**Goal of the exercise:** Within the records below, filter for lines carrying the word "Project" and copy them.

**Input for this task:**
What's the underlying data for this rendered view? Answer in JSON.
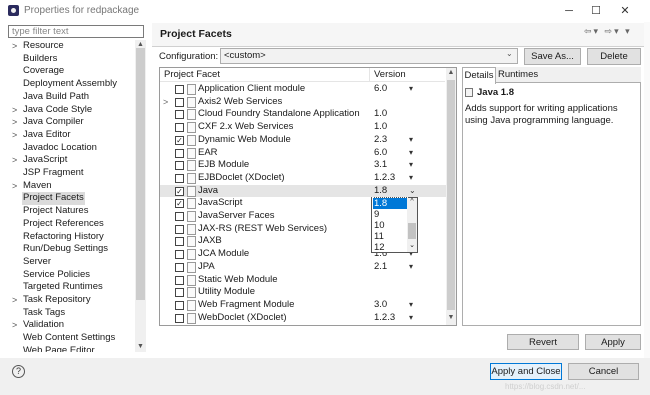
{
  "window": {
    "title": "Properties for redpackage",
    "min": "─",
    "max": "☐",
    "close": "✕"
  },
  "left": {
    "filter_placeholder": "type filter text",
    "tree": [
      {
        "label": "Resource",
        "arrow": ">"
      },
      {
        "label": "Builders",
        "arrow": ""
      },
      {
        "label": "Coverage",
        "arrow": ""
      },
      {
        "label": "Deployment Assembly",
        "arrow": ""
      },
      {
        "label": "Java Build Path",
        "arrow": ""
      },
      {
        "label": "Java Code Style",
        "arrow": ">"
      },
      {
        "label": "Java Compiler",
        "arrow": ">"
      },
      {
        "label": "Java Editor",
        "arrow": ">"
      },
      {
        "label": "Javadoc Location",
        "arrow": ""
      },
      {
        "label": "JavaScript",
        "arrow": ">"
      },
      {
        "label": "JSP Fragment",
        "arrow": ""
      },
      {
        "label": "Maven",
        "arrow": ">"
      },
      {
        "label": "Project Facets",
        "arrow": "",
        "selected": true
      },
      {
        "label": "Project Natures",
        "arrow": ""
      },
      {
        "label": "Project References",
        "arrow": ""
      },
      {
        "label": "Refactoring History",
        "arrow": ""
      },
      {
        "label": "Run/Debug Settings",
        "arrow": ""
      },
      {
        "label": "Server",
        "arrow": ""
      },
      {
        "label": "Service Policies",
        "arrow": ""
      },
      {
        "label": "Targeted Runtimes",
        "arrow": ""
      },
      {
        "label": "Task Repository",
        "arrow": ">"
      },
      {
        "label": "Task Tags",
        "arrow": ""
      },
      {
        "label": "Validation",
        "arrow": ">"
      },
      {
        "label": "Web Content Settings",
        "arrow": ""
      },
      {
        "label": "Web Page Editor",
        "arrow": ""
      }
    ]
  },
  "main": {
    "title": "Project Facets",
    "nav": "⇦▾ ⇨▾ ▾",
    "config_label": "Configuration:",
    "config_value": "<custom>",
    "save_as": "Save As...",
    "delete": "Delete",
    "col_facet": "Project Facet",
    "col_version": "Version",
    "facets": [
      {
        "name": "Application Client module",
        "version": "6.0",
        "dd": true,
        "checked": false,
        "arrow": ""
      },
      {
        "name": "Axis2 Web Services",
        "version": "",
        "dd": false,
        "checked": false,
        "arrow": ">"
      },
      {
        "name": "Cloud Foundry Standalone Application",
        "version": "1.0",
        "dd": false,
        "checked": false,
        "arrow": ""
      },
      {
        "name": "CXF 2.x Web Services",
        "version": "1.0",
        "dd": false,
        "checked": false,
        "arrow": ""
      },
      {
        "name": "Dynamic Web Module",
        "version": "2.3",
        "dd": true,
        "checked": true,
        "arrow": ""
      },
      {
        "name": "EAR",
        "version": "6.0",
        "dd": true,
        "checked": false,
        "arrow": ""
      },
      {
        "name": "EJB Module",
        "version": "3.1",
        "dd": true,
        "checked": false,
        "arrow": ""
      },
      {
        "name": "EJBDoclet (XDoclet)",
        "version": "1.2.3",
        "dd": true,
        "checked": false,
        "arrow": ""
      },
      {
        "name": "Java",
        "version": "1.8",
        "dd": true,
        "checked": true,
        "arrow": "",
        "highlight": true
      },
      {
        "name": "JavaScript",
        "version": "",
        "dd": false,
        "checked": true,
        "arrow": ""
      },
      {
        "name": "JavaServer Faces",
        "version": "",
        "dd": false,
        "checked": false,
        "arrow": ""
      },
      {
        "name": "JAX-RS (REST Web Services)",
        "version": "",
        "dd": false,
        "checked": false,
        "arrow": ""
      },
      {
        "name": "JAXB",
        "version": "",
        "dd": false,
        "checked": false,
        "arrow": ""
      },
      {
        "name": "JCA Module",
        "version": "1.6",
        "dd": true,
        "checked": false,
        "arrow": ""
      },
      {
        "name": "JPA",
        "version": "2.1",
        "dd": true,
        "checked": false,
        "arrow": ""
      },
      {
        "name": "Static Web Module",
        "version": "",
        "dd": false,
        "checked": false,
        "arrow": ""
      },
      {
        "name": "Utility Module",
        "version": "",
        "dd": false,
        "checked": false,
        "arrow": ""
      },
      {
        "name": "Web Fragment Module",
        "version": "3.0",
        "dd": true,
        "checked": false,
        "arrow": ""
      },
      {
        "name": "WebDoclet (XDoclet)",
        "version": "1.2.3",
        "dd": true,
        "checked": false,
        "arrow": ""
      }
    ],
    "version_options": [
      "1.8",
      "9",
      "10",
      "11",
      "12"
    ],
    "version_selected": "1.8",
    "tab_details": "Details",
    "tab_runtimes": "Runtimes",
    "detail_title": "Java 1.8",
    "detail_desc": "Adds support for writing applications using Java programming language.",
    "revert": "Revert",
    "apply": "Apply"
  },
  "footer": {
    "help": "?",
    "apply_close": "Apply and Close",
    "cancel": "Cancel",
    "watermark": "https://blog.csdn.net/..."
  }
}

**Task result:**
        "label": "Project Facets",
        "label": "Project Natures",
        "label": "Project References",
    "title": "Project Facets",
    "col_facet": "Project Facet",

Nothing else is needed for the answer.